Everyone’s doing it – but beware! The wrong shoes can bring a whole lot of pain, says Nelfrie Kemp.
I set off to explore the new craze of padel recently after the increase in lower limb injuries I saw in my practice obtained on the padel court. Just have to add that all the good stories, fun and laughter with old and new friends far outweighs the injuries. So why the injuries?
One of the biggest causes is the shoes.
Padel requires sudden swift rotations with turning, stopping, moving and jumping. It’s played on an artificial turf which is additionally covered with a fine quartz/silicone sand, and this sand allows for greater grip and more effective control of the ball along with prevention of injuries and slips. It is for these reasons that proper padel shoes are highly recommended.
Why can’t you use your running shoes?
Running shoes have either too little or too much grip (trail shoes) which can damage the court or cause you to slide too much. The sole is also too flexible and the midsole too thick and soft, while the upper is not supportive enough, thus it will allow too much movement of the foot inside the shoe which will lead to instability and can result in twisting your foot, ankle or knee.
Can I use a squash shoe or tennis shoe?
Squash and tennis are played on a completely different surface to padel – which is the main reason why you should use shoes specific for padel. The grooves on a tennis shoe are not deep enough. Clay court tennis shoes – with the herringbone pattern on the sole – work well, but if you have to buy a shoe rather opt for a padel shoe.
Your running, tennis or squash shoes won’t last too long on a padel court.
So what features should I look for in a padel shoe?
Padel shoes have a stiffer sole to allow for rotation and a softer upper to provide increased flexibility. They also have more cushioning on the heel and toecap, and protection around the heel due to the abrasive nature of the turf and sand.
Your padel shoes should be flexible over the ball of the foot, although still have a stiffer outer sole and provide ankle support.
Find a shoe that takes on the shape of your feet, and make sure it is one size bigger than your normal shoe size. It is best to take the innersoles out of the shoes when trying them on, and stand with both feet on the innersoles, heels aligned at the back. The innersoles should take on the shape of your feet and there should be a thumbs width between the tip of your longest toe and the front of the sole.
Padel shoes need to be replaced every 120 to 160 hours of playtime. It’s also very important to tie and untie your laces every time you put your shoes on and take them off – the laces will secure your feet in the shoes and prevent them from slipping and sliding inside the shoes.
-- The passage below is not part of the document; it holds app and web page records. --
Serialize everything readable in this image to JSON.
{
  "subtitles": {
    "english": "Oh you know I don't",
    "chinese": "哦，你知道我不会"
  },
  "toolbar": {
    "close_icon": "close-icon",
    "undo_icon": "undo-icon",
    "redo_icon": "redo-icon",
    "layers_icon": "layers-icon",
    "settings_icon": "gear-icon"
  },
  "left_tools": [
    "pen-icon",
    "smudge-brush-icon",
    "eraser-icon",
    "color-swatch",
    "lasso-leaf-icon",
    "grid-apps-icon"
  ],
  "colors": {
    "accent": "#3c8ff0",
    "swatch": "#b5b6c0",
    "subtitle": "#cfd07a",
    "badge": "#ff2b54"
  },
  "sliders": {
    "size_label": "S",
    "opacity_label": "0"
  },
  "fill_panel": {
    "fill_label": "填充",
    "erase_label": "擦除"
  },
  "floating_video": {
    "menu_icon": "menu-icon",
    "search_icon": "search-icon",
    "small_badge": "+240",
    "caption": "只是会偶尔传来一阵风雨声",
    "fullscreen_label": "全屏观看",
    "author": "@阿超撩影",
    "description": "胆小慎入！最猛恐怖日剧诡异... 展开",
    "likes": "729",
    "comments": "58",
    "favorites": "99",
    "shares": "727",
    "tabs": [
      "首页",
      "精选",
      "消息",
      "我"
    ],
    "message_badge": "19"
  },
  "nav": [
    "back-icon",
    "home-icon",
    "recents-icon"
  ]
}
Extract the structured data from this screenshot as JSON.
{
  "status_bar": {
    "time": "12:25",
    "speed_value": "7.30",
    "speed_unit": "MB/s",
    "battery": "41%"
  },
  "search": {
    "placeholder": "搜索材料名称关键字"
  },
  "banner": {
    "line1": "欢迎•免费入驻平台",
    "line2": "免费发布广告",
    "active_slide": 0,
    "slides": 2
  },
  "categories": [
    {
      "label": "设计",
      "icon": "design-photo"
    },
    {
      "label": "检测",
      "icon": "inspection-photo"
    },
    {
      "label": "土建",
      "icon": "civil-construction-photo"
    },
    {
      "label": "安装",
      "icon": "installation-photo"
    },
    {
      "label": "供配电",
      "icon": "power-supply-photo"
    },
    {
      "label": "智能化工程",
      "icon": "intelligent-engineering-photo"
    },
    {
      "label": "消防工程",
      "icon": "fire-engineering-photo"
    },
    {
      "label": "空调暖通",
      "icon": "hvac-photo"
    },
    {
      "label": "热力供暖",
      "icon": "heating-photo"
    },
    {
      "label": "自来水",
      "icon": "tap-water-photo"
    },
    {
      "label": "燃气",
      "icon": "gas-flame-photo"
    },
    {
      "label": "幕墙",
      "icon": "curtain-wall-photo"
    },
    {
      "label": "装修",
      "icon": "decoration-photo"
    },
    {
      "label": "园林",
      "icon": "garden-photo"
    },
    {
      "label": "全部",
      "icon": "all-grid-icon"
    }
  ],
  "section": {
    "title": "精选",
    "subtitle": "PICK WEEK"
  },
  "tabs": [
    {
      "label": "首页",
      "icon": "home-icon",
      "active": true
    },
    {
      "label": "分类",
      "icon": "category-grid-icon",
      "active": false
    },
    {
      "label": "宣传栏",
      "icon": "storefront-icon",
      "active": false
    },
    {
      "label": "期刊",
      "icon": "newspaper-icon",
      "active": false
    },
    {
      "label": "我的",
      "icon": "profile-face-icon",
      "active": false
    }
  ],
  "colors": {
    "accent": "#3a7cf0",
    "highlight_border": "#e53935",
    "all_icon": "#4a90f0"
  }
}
Common padel injuries I have seen include: Damaged toenails, especially the big toe; heel pain; Achilles tendonitis; ankle sprains; and knee injuries.